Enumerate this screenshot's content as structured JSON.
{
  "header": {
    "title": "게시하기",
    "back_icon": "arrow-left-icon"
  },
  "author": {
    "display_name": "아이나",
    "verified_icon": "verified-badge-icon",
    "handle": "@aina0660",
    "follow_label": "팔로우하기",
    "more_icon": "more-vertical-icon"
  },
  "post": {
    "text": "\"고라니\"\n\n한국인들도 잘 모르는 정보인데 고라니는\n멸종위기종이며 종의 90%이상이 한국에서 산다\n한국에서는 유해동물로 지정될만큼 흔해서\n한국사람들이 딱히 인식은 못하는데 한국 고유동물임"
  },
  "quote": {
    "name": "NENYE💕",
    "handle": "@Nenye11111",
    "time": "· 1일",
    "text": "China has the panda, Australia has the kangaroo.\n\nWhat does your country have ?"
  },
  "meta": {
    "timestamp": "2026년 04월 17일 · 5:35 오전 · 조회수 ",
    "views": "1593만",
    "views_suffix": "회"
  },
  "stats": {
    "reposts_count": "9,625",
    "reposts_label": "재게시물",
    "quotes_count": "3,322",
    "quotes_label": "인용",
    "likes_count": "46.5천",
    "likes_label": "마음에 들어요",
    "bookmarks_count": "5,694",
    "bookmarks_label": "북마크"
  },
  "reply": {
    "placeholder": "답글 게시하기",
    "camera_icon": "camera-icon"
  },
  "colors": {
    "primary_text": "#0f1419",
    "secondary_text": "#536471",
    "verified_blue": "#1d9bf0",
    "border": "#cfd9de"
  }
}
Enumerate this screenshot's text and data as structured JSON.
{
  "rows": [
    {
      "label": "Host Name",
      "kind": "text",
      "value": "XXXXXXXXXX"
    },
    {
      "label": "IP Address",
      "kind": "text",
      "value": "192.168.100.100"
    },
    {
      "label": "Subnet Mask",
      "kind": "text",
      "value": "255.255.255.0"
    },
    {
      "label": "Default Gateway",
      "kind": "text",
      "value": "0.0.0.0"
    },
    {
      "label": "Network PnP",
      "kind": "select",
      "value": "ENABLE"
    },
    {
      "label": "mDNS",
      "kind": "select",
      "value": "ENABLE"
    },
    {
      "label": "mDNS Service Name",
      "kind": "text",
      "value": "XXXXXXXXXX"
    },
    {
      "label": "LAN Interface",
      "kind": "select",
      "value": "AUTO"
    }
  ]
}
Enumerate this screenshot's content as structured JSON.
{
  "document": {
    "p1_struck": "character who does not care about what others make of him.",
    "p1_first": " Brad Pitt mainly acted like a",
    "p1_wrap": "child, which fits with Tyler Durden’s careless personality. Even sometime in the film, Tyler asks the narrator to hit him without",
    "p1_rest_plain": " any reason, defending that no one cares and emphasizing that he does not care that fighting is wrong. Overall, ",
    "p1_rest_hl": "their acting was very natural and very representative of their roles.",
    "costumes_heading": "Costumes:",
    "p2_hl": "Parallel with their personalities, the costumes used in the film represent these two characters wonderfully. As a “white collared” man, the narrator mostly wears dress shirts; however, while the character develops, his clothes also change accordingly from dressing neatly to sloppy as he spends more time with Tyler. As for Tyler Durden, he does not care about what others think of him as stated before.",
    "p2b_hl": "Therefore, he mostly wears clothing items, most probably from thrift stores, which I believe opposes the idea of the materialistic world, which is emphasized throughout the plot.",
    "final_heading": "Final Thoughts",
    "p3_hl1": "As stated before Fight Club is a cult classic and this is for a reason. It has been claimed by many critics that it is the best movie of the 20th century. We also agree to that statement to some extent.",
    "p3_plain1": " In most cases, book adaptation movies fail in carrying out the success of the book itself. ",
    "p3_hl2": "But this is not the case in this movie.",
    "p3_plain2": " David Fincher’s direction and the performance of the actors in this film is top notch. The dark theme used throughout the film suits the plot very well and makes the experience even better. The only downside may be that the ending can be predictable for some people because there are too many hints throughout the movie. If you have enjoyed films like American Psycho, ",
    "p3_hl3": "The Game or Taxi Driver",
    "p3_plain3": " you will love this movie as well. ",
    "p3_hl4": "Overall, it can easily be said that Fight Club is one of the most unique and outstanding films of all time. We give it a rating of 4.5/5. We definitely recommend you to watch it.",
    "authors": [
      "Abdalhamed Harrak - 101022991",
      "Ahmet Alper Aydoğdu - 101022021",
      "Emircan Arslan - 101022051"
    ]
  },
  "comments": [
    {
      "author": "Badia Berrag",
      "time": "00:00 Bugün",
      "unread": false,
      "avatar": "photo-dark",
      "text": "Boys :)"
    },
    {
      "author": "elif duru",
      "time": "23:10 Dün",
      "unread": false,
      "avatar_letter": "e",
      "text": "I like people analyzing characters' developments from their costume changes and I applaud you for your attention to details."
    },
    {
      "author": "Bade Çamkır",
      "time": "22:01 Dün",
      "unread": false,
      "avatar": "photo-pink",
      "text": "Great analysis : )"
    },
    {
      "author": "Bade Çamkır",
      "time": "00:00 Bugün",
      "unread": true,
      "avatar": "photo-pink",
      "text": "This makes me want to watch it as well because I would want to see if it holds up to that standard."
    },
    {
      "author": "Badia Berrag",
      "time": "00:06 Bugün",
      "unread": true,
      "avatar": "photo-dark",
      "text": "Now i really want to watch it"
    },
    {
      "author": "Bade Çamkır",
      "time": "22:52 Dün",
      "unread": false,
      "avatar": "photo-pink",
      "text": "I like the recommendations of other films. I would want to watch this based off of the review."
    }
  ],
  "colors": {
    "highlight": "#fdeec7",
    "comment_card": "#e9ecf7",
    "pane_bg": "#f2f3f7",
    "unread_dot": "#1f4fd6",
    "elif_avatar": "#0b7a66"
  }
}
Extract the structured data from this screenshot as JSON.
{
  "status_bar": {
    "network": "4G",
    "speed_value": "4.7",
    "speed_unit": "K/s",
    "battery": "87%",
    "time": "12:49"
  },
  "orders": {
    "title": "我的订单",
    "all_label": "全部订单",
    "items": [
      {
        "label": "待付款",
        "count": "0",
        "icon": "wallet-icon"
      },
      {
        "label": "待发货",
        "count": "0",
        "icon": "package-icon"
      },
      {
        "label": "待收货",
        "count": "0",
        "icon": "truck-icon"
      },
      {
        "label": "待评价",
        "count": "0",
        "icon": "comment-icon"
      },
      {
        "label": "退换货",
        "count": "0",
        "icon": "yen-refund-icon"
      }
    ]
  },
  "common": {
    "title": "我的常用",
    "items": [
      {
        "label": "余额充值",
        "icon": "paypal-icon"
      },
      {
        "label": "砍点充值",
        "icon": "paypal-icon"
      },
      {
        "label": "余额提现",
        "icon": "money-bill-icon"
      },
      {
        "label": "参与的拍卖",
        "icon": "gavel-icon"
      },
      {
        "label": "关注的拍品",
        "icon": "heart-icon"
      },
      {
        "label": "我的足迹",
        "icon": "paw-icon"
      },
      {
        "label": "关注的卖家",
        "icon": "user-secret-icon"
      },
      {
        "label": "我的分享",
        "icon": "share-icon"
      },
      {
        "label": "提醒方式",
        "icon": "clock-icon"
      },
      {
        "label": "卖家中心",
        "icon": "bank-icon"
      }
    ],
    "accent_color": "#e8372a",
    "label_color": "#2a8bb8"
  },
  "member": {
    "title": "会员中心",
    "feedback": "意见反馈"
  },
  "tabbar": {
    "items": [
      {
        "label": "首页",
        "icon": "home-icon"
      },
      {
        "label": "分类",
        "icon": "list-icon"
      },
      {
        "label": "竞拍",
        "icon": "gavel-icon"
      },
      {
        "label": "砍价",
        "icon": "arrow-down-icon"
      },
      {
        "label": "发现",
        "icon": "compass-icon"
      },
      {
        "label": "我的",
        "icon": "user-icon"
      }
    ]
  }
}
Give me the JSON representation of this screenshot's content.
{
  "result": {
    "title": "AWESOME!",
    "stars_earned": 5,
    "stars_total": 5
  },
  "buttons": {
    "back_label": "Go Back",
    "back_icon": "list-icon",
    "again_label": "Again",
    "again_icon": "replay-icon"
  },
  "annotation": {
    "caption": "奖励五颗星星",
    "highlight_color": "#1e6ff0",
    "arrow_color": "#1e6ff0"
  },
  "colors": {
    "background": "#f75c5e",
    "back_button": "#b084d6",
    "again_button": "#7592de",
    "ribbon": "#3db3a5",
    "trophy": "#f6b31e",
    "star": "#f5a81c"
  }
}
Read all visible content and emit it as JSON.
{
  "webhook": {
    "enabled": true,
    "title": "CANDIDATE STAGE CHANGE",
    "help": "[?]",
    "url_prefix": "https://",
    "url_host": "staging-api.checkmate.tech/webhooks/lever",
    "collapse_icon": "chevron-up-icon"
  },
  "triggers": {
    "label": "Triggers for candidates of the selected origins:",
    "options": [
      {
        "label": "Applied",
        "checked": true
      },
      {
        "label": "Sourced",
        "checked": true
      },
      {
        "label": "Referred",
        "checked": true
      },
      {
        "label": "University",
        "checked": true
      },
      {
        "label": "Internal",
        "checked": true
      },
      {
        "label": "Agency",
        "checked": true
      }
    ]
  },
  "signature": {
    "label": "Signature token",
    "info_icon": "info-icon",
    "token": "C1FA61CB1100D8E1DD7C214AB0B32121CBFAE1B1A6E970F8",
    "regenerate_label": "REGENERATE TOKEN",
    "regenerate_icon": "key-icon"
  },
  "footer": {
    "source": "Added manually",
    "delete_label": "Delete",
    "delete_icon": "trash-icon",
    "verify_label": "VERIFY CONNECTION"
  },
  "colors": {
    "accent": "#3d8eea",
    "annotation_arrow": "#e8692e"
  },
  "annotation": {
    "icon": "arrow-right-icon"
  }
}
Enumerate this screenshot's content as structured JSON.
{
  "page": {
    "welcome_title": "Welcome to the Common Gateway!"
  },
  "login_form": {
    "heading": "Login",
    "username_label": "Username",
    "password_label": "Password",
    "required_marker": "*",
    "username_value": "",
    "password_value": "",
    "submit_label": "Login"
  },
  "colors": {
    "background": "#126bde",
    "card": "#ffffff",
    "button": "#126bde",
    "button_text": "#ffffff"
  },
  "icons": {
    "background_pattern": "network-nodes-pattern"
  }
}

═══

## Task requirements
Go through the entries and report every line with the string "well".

## Solution
    "p3_plain2": " David Fincher’s direction and the performance of the actors in this film is top notch. The dark theme used throughout the film suits the plot very well and makes the experience even better. The only downside may be that the ending can be predictable for some people because there are too many hints throughout the movie. If you have enjoyed films like American Psycho, ",
    "p3_plain3": " you will love this movie as well. ",
      "text": "This makes me want to watch it as well because I would want to see if it holds up to that standard."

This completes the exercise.